In any case, Tengo’s thoughts on writing stories come in close proximity to a phone call with his older girlfriend, by which conversation we learn that she has several children, and that one of them is being bullied. Tengo and she have a short conversation on the motivations behind bullying. The conversation serves as a very elegant primer on in group-out group model of Japanese psyche, and recalls Tengo’s thoughts on stories: “The whole point of bullying is to make the other person notice it’s being done to him or her. You can’t have bullying without the victim noticing” (72). The silver lining is that being a part of the out group might help you think for yourself, but it remains to be seen if that is what happens with the daughter.
It may not work out, but I just want to note the connection between bullying and writing. As Murakami’s presented them here, they are both essentially social activities. The comparison is challenging, to be sure (you don’t force someone to read your work in the way that you force someone to be bullied, Murakami’s storytellers are usually a part of the out group, and so are on the other end of the equation from bullies), but I’ve got the feeling that it could be a good thread to tug on when I’m finished with the book and am trying to figure it out; it could be a secret key to the whole she-bang or would just be a dead end; that may just be the point.
Fuka-Eri herself, I don’t know what to make of her. She is not as oddly charming as May Kasahara or some of Murakami’s other teenaged protagonists are, but I may just not be far enough into the book. Her conversations so far are cryptic and suggestive, but she doesn’t have much grip to her yet, either for me the reader or for the other characters. Cautious Tengo reflects that “Intelligent teenage girls were often instinctively theatrical, purposely eccentric, mouthing highly suggestive words to confuse people. He had seen a number of such cases when it was impossible to distinguish the real thing from acting. Tengo decided to bring the conversation back to reality—or, at least, something closer to reality” (51). This touches on another of Murakami’s favorite themes—just what is someone’s real self, and what is just a show?—and gives us a viewpoint that contrasts with the cabbie in chapter one. Aomame’s guide assured her that there is only one reality, but here we’ve got someone who thinks there may be more than one.

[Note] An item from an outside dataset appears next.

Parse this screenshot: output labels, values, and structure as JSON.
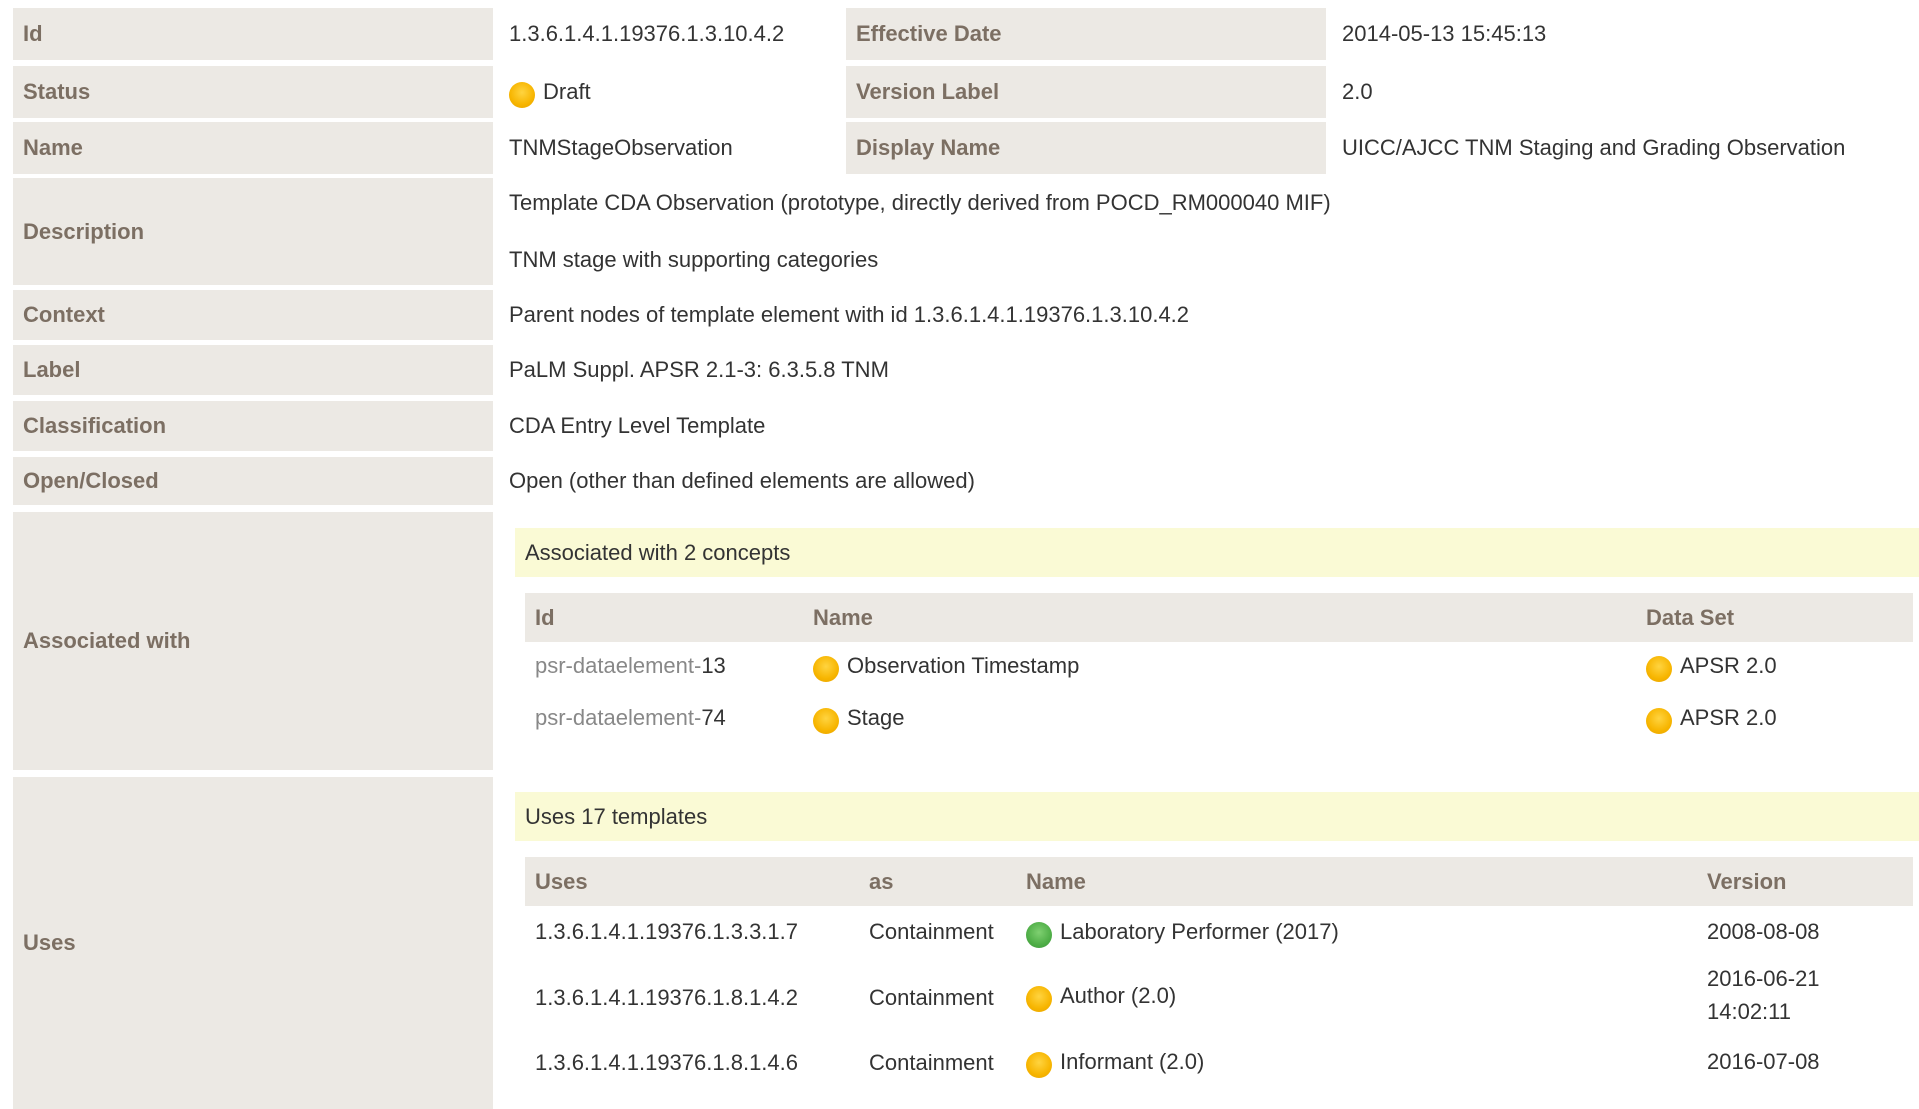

 A sentence which, for a long time, encapsulated my idea of what a bartender was supposed to be: efficient, polite, and well aware of when to butt out.